- From Turing machines and Lambda calculus to today's programming languages
- Programming Paradigms: logic, functional, object oriented, imperative
- Language Processors: Interpreters and Virtual Machines, Compilers
- Domain Specific (DSLs) and Internet Programming Languages
Functional Programming Languages (Haskell)
- Intro to Haskell
- Programming with Recursive Functions and Lists
- Higher Order Functions
- Working with Fold, Map, Zip
- Polymorphism, Type inference
- Recursive Data Types and Pattern Matching in Haskell
- List Comprehensions
- Lazy Evaluation, Computing with Infinite Lists
- Lambda Calculus, De Bruijn Indices
- Simply-typed Lambda Terms, Type Checking vs. Inference
- Evaluation of Lambda Terms, Normalization
Logic Programming Languages (Prolog)
- Intro to Prolog: Facts and Rules, Recursion, Lists and Compound Terms, Arithmetic
- Propositional and Predicate logic
- Unification and Horn Clause Resolution in Prolog
- Non-determinism and Backtracking
- Case study: solving cryptarithmetic puzzles
- Definite Clause Grammars, Parsing and Generation
- Problem solving with Prolog
- Runtime Code Generation: the dynamic database
- Higher order Predicates and Meta-interpreters
- Generating Lambda Terms in Prolog
- Type inference for simply-typed Lambda Terms in Prolog
Object Oriented Programming (Java+Scala+Swift)
- Static vs. Dynamic Aspects
- Classes, Instances, Objects L
- Overview of Java 8
- Overview of Scala
- Overview of Swift
- Collections, Iterators and IO operations
- Reflection and Serialization

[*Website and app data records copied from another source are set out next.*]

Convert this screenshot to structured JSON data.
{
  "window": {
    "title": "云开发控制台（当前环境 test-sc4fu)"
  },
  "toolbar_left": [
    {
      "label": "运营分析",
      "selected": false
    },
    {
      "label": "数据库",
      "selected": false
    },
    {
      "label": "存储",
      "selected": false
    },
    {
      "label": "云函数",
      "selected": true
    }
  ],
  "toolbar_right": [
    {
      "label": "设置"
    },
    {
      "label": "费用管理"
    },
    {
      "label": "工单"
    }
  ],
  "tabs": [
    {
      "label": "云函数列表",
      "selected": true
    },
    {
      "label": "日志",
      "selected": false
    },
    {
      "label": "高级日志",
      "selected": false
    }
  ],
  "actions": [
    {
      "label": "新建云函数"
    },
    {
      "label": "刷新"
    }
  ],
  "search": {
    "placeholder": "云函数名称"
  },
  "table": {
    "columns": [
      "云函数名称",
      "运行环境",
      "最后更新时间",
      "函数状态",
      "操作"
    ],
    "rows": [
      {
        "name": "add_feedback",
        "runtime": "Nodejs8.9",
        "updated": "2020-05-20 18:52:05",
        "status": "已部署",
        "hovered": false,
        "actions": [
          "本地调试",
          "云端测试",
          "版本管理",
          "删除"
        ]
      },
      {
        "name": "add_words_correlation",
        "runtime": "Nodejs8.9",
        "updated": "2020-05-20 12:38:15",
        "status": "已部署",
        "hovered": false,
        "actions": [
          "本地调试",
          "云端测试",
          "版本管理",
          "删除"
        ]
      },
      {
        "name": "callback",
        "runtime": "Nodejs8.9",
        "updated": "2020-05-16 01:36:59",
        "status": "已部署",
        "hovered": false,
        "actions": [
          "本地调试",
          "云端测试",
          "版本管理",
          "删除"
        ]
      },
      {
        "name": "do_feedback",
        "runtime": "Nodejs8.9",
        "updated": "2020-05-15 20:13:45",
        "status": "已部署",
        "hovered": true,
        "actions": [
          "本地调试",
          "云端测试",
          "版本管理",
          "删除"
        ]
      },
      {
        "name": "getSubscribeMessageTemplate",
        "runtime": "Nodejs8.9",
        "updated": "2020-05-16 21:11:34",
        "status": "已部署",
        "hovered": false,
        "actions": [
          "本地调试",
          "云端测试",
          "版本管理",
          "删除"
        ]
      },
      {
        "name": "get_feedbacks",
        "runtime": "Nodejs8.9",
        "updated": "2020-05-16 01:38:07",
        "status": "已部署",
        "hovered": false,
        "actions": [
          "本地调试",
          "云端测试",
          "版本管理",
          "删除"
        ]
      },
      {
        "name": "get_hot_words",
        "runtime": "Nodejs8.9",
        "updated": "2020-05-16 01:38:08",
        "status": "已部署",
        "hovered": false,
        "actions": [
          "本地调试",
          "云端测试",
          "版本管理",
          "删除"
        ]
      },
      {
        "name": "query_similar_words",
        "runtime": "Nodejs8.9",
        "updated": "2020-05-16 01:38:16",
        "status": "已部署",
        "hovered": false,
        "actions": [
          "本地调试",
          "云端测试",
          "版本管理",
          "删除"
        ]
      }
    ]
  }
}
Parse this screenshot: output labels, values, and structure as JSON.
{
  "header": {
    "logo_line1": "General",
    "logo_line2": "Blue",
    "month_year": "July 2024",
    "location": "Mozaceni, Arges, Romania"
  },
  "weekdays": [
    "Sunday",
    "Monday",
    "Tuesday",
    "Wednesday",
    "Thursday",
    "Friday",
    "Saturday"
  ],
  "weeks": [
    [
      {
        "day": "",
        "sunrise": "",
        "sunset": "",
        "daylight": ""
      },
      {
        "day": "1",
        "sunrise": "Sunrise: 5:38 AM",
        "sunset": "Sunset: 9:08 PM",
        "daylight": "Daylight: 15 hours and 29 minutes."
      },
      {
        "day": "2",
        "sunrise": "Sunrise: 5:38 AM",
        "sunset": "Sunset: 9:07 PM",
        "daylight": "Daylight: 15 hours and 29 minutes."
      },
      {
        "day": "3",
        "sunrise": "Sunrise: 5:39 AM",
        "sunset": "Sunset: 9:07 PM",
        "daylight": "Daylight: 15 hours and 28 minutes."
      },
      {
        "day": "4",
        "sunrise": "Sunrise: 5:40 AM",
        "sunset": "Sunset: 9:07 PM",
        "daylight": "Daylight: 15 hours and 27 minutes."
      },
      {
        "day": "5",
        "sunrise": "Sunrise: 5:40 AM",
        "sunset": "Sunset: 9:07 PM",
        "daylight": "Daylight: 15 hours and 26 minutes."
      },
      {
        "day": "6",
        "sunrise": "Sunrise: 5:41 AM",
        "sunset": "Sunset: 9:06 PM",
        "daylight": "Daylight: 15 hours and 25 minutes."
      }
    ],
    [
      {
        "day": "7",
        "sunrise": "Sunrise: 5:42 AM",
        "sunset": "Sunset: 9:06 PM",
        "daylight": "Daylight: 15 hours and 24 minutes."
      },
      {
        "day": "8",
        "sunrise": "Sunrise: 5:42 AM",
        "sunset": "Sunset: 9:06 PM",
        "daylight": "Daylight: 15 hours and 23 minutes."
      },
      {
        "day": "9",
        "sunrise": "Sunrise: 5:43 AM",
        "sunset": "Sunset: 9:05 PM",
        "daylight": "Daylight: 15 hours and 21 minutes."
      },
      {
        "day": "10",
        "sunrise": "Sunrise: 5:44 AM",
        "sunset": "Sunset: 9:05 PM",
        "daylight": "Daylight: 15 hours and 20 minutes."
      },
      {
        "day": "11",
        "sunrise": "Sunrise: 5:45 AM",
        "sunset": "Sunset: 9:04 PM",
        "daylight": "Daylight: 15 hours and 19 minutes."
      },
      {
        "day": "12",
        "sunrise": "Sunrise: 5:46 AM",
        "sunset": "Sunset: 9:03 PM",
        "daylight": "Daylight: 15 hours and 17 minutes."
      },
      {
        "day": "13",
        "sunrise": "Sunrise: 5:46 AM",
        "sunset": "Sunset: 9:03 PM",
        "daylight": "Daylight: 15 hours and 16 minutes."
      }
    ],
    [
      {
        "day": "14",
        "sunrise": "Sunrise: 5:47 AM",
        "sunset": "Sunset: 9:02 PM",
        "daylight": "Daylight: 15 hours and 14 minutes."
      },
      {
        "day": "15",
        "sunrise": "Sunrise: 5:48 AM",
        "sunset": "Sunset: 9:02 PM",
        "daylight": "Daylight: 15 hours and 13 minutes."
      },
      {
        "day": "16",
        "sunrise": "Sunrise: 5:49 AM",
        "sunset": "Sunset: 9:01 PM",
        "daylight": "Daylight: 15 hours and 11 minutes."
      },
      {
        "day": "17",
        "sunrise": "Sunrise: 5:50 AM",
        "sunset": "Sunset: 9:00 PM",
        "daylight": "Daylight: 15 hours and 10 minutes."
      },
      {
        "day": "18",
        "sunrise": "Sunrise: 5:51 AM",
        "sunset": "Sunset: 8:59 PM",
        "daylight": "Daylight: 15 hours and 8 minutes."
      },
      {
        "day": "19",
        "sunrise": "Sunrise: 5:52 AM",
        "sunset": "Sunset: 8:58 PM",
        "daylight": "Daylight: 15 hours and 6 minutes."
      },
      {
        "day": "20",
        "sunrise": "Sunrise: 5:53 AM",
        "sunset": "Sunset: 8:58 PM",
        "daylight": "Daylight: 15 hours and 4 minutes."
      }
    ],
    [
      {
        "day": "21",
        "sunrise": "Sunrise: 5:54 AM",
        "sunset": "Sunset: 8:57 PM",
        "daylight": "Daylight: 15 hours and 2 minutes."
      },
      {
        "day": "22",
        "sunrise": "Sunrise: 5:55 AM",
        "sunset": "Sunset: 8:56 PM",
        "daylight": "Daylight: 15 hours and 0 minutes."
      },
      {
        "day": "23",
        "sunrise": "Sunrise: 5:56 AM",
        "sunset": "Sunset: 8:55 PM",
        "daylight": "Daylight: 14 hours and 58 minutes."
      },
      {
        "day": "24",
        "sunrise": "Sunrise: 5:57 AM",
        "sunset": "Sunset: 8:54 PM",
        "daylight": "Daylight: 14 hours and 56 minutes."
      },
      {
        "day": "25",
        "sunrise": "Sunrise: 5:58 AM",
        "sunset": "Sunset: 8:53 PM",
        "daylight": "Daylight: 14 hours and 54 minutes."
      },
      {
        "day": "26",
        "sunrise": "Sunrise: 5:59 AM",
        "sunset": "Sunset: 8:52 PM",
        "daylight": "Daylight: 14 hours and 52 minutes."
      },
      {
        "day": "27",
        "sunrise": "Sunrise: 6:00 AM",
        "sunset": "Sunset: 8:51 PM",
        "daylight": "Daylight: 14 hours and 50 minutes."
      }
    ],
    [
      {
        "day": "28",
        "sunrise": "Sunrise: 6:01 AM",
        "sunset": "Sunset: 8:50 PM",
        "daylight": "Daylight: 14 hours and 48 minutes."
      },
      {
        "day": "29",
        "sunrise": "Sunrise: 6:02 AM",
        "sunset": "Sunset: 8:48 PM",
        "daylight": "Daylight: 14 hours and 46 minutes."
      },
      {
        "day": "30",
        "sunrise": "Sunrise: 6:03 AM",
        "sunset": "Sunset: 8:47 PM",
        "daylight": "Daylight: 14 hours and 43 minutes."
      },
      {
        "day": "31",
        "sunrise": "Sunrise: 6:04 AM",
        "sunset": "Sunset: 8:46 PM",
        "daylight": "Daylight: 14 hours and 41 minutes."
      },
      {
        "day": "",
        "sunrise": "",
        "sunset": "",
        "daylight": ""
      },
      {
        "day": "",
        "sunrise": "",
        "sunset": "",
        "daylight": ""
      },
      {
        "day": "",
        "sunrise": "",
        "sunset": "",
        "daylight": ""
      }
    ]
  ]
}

Low Level Imperative Programming (C)
- Basics: assignment, function calls,, lexical scoping, memory representations, stack and heap L24
- Implementing dynamic memory management and garbage collection
- Implementing high-level programming languages in C
- Event driven programming, Coroutining, Futures, Multi-threading
- Distributed Programming, Message Passing, Coordination
Future Trends in Programming Language Design
Prerequisites: Data Structures
Recommended books and online materials:
- Tucker & Noonan: Programming Languages, Principles and Paradigms, McGraw Hill
- The Art of Prolog by Sterling and Shapiro, MIT Press
- Doets & van Eijck: The Haskell Road to Logic, Math and Programming
- Harper’s draft PL book
- Java for Students: Douglas Bell & Mike Parr, Prentice Hall
- 2 Individual Exams: 30%+30%
- Team Project and Assignments (groups of 2-3): 40%
Software, tutorials and related links:
- Understand the concepts of programming languages, with emphasis on programming paradigms and language processors.
- Have a practical understanding of commonalities and differences between major programming paradigms.
- Understand the key object oriented, logic and functional programming concepts.
- Understand the key concepts of event driven and concurrent programming.
- Understand the use and implementation of modern programming language concepts like recursion, inheritance, reflection, unification, backtracking, type inference, infinite data objects, and threads.
- Have some familiarity with domain-specific languages with emphasis on Internet programming languages.